Brussels February 4 2000 (ICFTU OnLine):The continuing discrimination facing women at work in Iceland mars Iceland's record with regard to respect of core labour standards, says a new ICFTU report out today.
The latest report on core labour standards brought out by the ICFTU to complement the WTO's own trade policy review of the country says that Iceland's law in practice in terms of basic workers' rights generally complies with internationally recognised standards, but that there are significant problems in the areas of equal pay and promotion prospects for women at work.
Despite the 1991 Equal Status and Equal Rights of Women and Men Act which prohibits discrimination at work, recent research indicates that there is still a 16% wage difference between women and men, and that women remain concentrated in the lower-paid commerce or service occupations. According to an Icelandic government study, the wage gap between men and women is greater for workers with more educational qualifications, and men continue to dominate all major political institutions and businesses.

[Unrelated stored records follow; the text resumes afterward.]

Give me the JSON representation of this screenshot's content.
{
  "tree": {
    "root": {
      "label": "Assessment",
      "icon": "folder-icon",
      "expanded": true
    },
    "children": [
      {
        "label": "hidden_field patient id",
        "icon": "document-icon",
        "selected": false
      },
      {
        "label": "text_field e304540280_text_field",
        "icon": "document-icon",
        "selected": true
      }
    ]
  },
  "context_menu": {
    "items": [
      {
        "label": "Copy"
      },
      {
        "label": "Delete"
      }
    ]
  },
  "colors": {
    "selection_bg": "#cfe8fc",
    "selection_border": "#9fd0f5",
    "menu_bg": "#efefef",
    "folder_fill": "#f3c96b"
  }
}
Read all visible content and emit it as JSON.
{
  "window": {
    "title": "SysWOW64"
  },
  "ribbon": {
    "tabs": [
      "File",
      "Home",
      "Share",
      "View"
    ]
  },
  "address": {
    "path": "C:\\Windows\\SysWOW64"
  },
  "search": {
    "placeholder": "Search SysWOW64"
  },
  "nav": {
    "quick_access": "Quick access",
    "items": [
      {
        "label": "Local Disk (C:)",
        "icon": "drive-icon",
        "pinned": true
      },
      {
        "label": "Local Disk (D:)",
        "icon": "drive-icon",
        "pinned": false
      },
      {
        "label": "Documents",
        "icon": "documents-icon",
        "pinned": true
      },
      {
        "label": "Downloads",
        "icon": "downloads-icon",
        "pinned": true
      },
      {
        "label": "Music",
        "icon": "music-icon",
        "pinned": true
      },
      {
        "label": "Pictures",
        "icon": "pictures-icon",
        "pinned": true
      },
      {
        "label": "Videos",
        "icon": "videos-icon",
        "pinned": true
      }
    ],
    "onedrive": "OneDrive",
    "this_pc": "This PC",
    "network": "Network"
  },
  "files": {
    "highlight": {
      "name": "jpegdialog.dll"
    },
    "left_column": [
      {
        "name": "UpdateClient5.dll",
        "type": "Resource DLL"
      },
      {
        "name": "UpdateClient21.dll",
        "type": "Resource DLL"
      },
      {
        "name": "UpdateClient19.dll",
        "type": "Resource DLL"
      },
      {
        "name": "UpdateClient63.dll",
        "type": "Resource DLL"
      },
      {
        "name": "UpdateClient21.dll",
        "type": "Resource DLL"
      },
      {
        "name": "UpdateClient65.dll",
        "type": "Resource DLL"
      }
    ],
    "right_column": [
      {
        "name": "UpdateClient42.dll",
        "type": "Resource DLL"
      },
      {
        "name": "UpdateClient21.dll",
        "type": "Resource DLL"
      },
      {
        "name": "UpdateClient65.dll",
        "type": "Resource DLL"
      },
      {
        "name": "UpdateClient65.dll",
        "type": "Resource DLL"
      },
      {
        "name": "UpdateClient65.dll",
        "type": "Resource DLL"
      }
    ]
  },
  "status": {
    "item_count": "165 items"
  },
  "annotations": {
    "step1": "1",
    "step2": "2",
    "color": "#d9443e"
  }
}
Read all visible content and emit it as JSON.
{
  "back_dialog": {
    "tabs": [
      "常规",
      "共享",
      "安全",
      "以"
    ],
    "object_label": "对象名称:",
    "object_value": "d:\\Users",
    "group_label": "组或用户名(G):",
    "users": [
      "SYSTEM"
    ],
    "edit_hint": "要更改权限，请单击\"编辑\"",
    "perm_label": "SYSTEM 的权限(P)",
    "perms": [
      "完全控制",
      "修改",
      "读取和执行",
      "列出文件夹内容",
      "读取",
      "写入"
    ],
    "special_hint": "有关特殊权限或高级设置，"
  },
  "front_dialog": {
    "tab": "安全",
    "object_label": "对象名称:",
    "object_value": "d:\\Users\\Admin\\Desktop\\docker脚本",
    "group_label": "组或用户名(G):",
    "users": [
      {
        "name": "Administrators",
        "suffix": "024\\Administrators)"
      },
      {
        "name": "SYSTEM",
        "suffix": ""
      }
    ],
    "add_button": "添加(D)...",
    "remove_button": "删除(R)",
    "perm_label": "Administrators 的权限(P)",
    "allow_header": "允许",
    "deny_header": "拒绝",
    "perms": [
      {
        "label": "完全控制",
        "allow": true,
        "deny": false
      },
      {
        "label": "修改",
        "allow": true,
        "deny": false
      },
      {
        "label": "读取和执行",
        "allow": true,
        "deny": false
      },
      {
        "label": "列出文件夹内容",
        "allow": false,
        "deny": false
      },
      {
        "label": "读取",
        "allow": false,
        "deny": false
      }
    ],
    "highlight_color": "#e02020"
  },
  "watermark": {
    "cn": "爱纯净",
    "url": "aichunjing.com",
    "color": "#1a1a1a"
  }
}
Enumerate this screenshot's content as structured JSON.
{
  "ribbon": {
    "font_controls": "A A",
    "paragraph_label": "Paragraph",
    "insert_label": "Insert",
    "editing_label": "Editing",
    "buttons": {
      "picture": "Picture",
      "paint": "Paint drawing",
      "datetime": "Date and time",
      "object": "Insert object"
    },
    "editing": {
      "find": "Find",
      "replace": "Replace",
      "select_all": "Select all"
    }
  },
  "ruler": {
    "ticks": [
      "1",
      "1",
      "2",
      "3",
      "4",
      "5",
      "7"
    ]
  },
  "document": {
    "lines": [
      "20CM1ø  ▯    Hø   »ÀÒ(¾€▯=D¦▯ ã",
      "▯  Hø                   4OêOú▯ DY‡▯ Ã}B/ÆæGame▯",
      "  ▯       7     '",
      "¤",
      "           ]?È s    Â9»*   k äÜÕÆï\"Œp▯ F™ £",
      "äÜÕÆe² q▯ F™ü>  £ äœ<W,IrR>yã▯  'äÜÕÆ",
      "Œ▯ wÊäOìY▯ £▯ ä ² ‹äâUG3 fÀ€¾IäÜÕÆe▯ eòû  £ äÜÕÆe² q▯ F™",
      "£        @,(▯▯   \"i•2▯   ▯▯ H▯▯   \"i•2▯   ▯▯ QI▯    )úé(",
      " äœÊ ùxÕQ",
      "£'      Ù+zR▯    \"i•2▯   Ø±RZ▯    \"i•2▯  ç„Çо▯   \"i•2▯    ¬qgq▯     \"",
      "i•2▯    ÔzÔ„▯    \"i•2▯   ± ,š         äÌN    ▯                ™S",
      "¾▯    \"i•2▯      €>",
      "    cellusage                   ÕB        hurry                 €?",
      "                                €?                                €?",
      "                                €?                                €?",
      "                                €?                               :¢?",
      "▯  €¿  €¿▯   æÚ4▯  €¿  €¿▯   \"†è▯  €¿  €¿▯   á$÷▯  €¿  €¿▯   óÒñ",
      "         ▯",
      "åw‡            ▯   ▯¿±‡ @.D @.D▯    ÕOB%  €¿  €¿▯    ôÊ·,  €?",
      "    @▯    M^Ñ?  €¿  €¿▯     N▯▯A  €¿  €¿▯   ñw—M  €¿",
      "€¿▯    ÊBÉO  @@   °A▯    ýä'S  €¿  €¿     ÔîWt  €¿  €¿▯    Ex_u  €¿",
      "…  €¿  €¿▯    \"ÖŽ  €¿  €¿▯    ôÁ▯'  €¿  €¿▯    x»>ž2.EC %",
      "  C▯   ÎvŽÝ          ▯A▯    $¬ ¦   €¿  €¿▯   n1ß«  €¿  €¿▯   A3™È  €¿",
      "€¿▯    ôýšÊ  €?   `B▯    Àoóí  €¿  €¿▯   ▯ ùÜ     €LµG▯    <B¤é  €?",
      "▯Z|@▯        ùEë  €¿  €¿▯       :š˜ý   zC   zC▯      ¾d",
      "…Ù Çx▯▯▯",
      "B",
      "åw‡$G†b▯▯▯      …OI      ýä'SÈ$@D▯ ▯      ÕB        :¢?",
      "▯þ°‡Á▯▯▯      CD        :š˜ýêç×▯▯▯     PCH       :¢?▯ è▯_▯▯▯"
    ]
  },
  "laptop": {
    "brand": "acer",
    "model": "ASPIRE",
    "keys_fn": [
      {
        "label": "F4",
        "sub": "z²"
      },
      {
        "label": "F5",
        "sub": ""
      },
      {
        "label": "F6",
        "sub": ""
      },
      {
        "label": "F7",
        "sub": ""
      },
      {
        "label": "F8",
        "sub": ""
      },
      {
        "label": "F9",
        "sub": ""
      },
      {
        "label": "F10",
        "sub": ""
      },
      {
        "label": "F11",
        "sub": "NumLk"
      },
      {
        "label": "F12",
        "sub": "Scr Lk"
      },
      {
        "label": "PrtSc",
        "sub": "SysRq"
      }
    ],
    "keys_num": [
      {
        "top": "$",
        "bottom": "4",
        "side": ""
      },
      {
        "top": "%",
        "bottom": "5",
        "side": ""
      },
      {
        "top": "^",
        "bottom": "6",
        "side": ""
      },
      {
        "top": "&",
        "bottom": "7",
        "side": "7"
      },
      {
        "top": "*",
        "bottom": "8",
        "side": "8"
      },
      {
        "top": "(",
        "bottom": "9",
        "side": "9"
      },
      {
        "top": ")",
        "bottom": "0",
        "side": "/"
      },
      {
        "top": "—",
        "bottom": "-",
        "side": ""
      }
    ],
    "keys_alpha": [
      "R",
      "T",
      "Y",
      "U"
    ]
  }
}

In terms of other labour rights, Iceland has ratified the two core labour standards giving workers the right to join unions, to negotiate, and to strike if necessary. However, the ILO Committee on Freedom of Association has criticised various government actions as interference with the rights of trade unions to bargain freely with employers, and has asked the government to refrain from using such measures of legislative intervention.
In conclusion the ICFTU says that the Icelandic government should take measures to ensure that there is no discrimination against women at work, for example by addressing the serious wage differentials and the occupational constraints on employing women. The ICFTU says that the Equal Rights Affairs Office of the Ministry of Social Affairs should be given more autonomy, and be transformed from an advisory institution to one with powers to make binding recommends to employers to enforce the law on equal rights.